Background and Objectives

Background and Objectives


Soil protection is a highly emphasized topic in Europe despite the absence of a European Soil Framework Directive. Many soil functions leading to ecosystem services are biotically driven, so that soil protection requires coordinated efforts for the evaluation of soil biota throughout Europe. However, without proper baseline data and reliable tools for soil-state assessment, it is currently difficult, if not impossible, to efficiently address such goals. 

Procedures for establishing baselines and assessing current states of soil biodiversity must be based on existing data and knowledge, preferably accumulated from national or local databanks. Throughout Europe abundant soil biodiversity information exists, whose common potential has yet to be collated or explored. 

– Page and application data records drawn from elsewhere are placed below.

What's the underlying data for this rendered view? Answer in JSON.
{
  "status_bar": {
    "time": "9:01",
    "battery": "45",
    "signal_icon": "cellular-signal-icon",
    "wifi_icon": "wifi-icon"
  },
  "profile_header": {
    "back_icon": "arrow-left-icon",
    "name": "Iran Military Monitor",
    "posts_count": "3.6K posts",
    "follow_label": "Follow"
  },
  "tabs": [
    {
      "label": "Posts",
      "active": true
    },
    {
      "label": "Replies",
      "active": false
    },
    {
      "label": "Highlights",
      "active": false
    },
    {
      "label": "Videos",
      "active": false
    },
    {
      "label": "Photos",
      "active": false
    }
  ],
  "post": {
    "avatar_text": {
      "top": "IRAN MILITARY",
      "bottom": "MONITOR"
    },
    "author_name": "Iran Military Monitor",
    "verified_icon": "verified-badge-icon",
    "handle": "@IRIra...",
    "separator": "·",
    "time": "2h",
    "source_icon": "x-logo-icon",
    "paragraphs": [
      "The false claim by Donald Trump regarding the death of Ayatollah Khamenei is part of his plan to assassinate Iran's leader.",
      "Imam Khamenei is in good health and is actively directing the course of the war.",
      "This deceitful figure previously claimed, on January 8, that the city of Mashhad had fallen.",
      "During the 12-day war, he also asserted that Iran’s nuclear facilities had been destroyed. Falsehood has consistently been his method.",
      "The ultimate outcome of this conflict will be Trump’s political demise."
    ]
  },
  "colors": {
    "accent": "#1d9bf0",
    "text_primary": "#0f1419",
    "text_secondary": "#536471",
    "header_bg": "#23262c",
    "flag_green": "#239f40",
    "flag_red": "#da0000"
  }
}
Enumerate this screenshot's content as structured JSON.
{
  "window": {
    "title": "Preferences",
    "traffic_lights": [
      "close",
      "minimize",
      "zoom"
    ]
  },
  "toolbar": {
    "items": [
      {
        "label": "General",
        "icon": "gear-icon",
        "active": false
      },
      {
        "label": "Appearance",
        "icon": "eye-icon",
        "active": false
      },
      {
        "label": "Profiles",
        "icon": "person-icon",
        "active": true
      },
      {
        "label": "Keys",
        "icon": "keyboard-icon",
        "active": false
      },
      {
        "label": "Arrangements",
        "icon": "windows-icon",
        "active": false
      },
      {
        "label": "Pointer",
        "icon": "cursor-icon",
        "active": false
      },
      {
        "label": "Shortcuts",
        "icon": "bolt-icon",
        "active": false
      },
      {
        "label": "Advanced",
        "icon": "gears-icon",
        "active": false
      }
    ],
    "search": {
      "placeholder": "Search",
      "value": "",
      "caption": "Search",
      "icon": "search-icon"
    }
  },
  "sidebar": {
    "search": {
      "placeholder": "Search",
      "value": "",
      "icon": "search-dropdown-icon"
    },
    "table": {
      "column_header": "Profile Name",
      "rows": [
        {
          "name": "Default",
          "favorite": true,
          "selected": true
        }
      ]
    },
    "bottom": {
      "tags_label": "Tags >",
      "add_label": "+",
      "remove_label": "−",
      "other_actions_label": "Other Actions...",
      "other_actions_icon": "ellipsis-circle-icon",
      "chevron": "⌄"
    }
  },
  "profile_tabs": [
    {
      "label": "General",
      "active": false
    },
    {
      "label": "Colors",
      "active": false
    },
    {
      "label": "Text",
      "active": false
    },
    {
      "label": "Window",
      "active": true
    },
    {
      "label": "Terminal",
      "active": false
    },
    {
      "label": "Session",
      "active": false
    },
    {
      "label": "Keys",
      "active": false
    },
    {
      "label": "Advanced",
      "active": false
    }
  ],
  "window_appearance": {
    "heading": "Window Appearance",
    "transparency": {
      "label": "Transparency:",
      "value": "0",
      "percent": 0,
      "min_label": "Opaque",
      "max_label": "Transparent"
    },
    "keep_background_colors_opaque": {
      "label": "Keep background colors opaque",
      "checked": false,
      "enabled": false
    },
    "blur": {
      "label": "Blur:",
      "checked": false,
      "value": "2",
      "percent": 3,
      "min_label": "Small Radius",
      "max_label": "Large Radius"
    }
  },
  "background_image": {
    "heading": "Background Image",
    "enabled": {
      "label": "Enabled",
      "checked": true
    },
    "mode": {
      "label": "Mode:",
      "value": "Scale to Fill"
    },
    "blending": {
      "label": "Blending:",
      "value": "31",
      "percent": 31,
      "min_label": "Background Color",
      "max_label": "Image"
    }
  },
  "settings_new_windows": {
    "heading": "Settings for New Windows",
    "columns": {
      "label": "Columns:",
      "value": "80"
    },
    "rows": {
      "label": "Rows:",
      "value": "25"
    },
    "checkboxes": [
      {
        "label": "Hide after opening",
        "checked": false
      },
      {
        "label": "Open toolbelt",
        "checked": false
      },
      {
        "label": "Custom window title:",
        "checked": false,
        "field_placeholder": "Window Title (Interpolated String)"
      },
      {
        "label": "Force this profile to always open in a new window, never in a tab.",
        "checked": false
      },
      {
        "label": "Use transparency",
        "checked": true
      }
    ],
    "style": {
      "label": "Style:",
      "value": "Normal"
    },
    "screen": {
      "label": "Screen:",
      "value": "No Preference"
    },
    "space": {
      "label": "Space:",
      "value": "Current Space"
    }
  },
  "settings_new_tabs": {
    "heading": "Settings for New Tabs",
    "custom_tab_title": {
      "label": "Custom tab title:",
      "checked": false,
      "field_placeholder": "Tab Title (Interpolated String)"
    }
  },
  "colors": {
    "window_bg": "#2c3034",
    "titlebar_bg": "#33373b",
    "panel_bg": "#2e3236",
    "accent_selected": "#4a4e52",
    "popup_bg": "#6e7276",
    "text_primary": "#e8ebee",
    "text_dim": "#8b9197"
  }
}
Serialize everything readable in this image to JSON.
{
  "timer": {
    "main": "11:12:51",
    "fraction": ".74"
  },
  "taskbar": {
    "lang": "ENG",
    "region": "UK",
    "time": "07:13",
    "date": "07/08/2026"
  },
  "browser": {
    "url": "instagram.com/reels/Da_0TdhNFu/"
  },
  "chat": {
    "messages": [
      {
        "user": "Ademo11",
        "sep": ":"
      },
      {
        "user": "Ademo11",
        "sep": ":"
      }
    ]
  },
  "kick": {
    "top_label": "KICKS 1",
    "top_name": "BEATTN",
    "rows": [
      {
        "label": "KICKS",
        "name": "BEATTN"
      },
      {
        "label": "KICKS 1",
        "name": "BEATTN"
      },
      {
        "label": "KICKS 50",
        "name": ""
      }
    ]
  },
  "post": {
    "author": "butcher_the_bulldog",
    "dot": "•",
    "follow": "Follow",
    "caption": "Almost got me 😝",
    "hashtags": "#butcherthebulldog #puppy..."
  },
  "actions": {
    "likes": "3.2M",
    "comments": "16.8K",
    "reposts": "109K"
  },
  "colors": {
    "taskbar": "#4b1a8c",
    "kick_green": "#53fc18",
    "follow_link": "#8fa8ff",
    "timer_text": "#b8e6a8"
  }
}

Main Objectives

The main goal of this Action is to create the structures, capacities and procedures necessary for expanding an existing data platform on soil fauna (“Edaphobase“) into an open, publicly available data warehouse for Europe-wide soil biodiversity data as well as for developing tools that use and evaluate this data. The Action focusses on combining available soil biota’s distributional & trait data with indispensable environmental metadata while integrating data on soil microorganisms and soil fauna. The activities follow an information flow from data providers to data users: 

  • Collate, harmonize, quality check and curate existing data according to agreed upon standardized terminologies and ontologies, data quality-control procedures and data-upload protocols.
  • Integrate data on ecological traits for use as proxies for soil biota’s functionalities to gain insight into functional relationships in soils and to predict the state of biotically driven ecosystem services.
  • Based on the applied needs of policy, management and regulatory agencies, adapt specific data-modelling algorithms for developing assessment tools that can recognize and visualize (i.e. on maps) functional biological characteristics of soils related to type, use and management practices.

Use and Impact

The soil biodiversity data infrastructure can be used to operationalize and ensure more efficient and knowledge-based assessment of soil biodiversity, functions, quality and health as well as determine and delineate ecosystem services, baselines, relationships and set the basis for forecasting changes.